Perform an all-over pruning in late fall after the first hard freeze when the rose loses its leaves and begins to enter its winter dormancy.
Cut back the current season's growth to within 2 feet of the bud joint by making each cut approximately one-quarter of an inch above a stem joint at a slight angle. The bud joint is the hard root-like protrusion that extends just above ground level. It's imperative to use only very sharp pruning shears to prevent snags on the stems.
Inspect the bush and cut away dry dead canes as close to the crown as possible. Also look for new green stems that grow from the base of old dried canes. These stems will not have the same energy as those growing from green wood and you may trim them away.
Trim the rosebush after new growth appears in the spring and throughout the growing season to remove suckers and unruly canes. Suckers grow from the root beneath the ground and appear beside the original rosebush. Cut these off at their base as they poke through the soil.

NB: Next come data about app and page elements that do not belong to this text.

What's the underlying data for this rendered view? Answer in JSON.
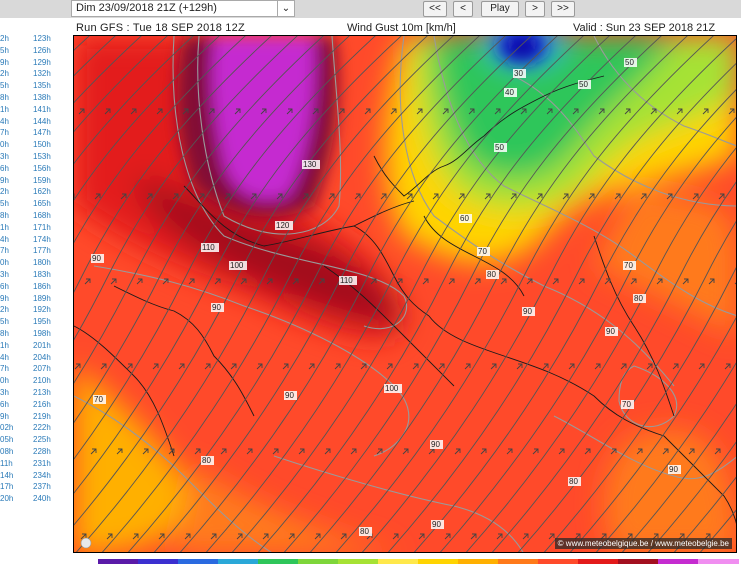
{
  "controls": {
    "time_select": "Dim 23/09/2018 21Z (+129h)",
    "first": "<<",
    "prev": "<",
    "play": "Play",
    "next": ">",
    "last": ">>"
  },
  "hours_col1": [
    "2h",
    "5h",
    "9h",
    "2h",
    "5h",
    "8h",
    "1h",
    "4h",
    "7h",
    "0h",
    "3h",
    "6h",
    "9h",
    "2h",
    "5h",
    "8h",
    "1h",
    "4h",
    "7h",
    "0h",
    "3h",
    "6h",
    "9h",
    "2h",
    "5h",
    "8h",
    "1h",
    "4h",
    "7h",
    "0h",
    "3h",
    "6h",
    "9h",
    "02h",
    "05h",
    "08h",
    "11h",
    "14h",
    "17h",
    "20h"
  ],
  "hours_col2": [
    "123h",
    "126h",
    "129h",
    "132h",
    "135h",
    "138h",
    "141h",
    "144h",
    "147h",
    "150h",
    "153h",
    "156h",
    "159h",
    "162h",
    "165h",
    "168h",
    "171h",
    "174h",
    "177h",
    "180h",
    "183h",
    "186h",
    "189h",
    "192h",
    "195h",
    "198h",
    "201h",
    "204h",
    "207h",
    "210h",
    "213h",
    "216h",
    "219h",
    "222h",
    "225h",
    "228h",
    "231h",
    "234h",
    "237h",
    "240h"
  ],
  "map": {
    "run": "Run GFS : Tue 18 SEP 2018 12Z",
    "parameter": "Wind Gust 10m [km/h]",
    "valid": "Valid : Sun 23 SEP 2018 21Z",
    "credit": "© www.meteobelgique.be / www.meteobelgie.be",
    "isoline_labels": [
      "130",
      "120",
      "110",
      "100",
      "90",
      "110",
      "90",
      "100",
      "90",
      "80",
      "70",
      "30",
      "40",
      "50",
      "50",
      "50",
      "60",
      "70",
      "80",
      "90",
      "90",
      "70",
      "80",
      "90",
      "90",
      "80",
      "90",
      "80",
      "70"
    ]
  },
  "colors": {
    "toolbar": "#d9d9d9",
    "gust_10_20": "#3b2fd0",
    "gust_40": "#2ec65a",
    "gust_50": "#a6e234",
    "gust_60": "#ffd400",
    "gust_70": "#ffb000",
    "gust_80": "#ff7a1a",
    "gust_90": "#ff4a2a",
    "gust_100": "#e31a1a",
    "gust_110": "#a30f1f",
    "gust_120": "#820a35",
    "gust_130": "#c52bd0"
  }
}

Remove damaged canes during the growing season by cutting below the damaged area and one-quarter of an inch above a stem joint.
Apply horticultural sealing compound to the cut ends to reduce the risk of disease to the rosebush. Alternately, you may use melted paraffin and dab it on the cut to seal it until the cane heals.